> _TASK TO CARRY OUT_
Copy the data that follows exactly, and include none of its images.

> _RECORD SET_
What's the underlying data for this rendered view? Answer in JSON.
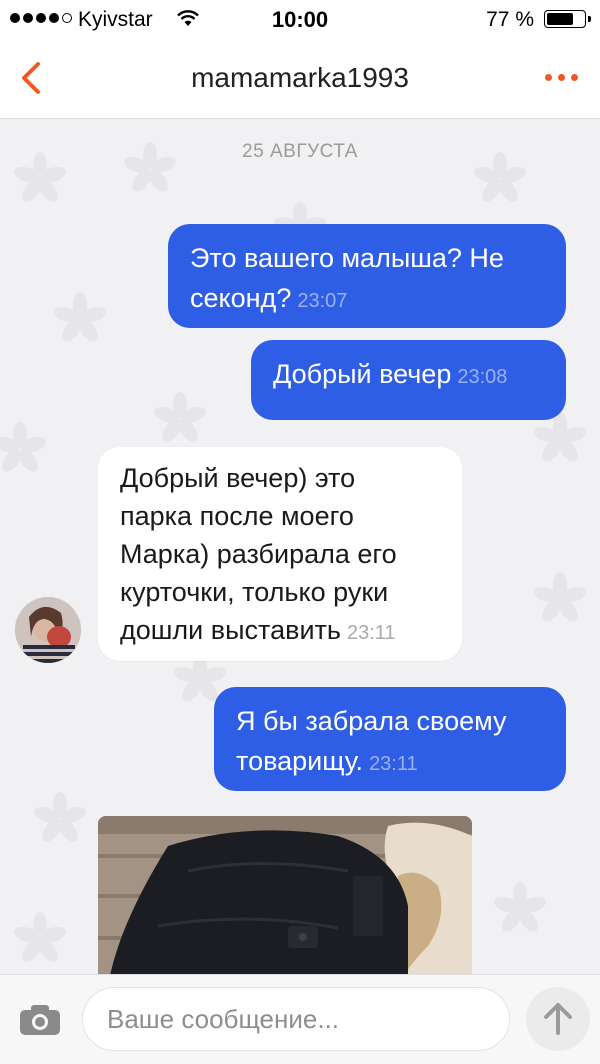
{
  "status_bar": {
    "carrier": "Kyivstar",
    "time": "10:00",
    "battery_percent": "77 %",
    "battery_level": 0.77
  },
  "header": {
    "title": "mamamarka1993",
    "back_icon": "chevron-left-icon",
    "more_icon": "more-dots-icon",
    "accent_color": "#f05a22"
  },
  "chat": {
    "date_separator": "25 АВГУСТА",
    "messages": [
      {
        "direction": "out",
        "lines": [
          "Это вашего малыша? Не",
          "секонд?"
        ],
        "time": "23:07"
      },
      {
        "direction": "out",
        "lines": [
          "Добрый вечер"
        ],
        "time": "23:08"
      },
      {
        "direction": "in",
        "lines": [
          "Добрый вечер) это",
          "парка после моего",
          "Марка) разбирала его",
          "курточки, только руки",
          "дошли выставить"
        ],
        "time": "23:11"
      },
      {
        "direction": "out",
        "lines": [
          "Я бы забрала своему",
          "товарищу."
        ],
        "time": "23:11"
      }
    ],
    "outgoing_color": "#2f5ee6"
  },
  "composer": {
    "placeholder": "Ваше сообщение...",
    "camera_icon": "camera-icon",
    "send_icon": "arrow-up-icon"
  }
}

> _OUTPUT FOR THIS EXERCISE_
What's the underlying data for this rendered view? Answer in JSON.
{
  "status_bar": {
    "carrier": "Kyivstar",
    "time": "10:00",
    "battery_percent": "77 %",
    "battery_level": 0.77
  },
  "header": {
    "title": "mamamarka1993",
    "back_icon": "chevron-left-icon",
    "more_icon": "more-dots-icon",
    "accent_color": "#f05a22"
  },
  "chat": {
    "date_separator": "25 АВГУСТА",
    "messages": [
      {
        "direction": "out",
        "lines": [
          "Это вашего малыша? Не",
          "секонд?"
        ],
        "time": "23:07"
      },
      {
        "direction": "out",
        "lines": [
          "Добрый вечер"
        ],
        "time": "23:08"
      },
      {
        "direction": "in",
        "lines": [
          "Добрый вечер) это",
          "парка после моего",
          "Марка) разбирала его",
          "курточки, только руки",
          "дошли выставить"
        ],
        "time": "23:11"
      },
      {
        "direction": "out",
        "lines": [
          "Я бы забрала своему",
          "товарищу."
        ],
        "time": "23:11"
      }
    ],
    "outgoing_color": "#2f5ee6"
  },
  "composer": {
    "placeholder": "Ваше сообщение...",
    "camera_icon": "camera-icon",
    "send_icon": "arrow-up-icon"
  }
}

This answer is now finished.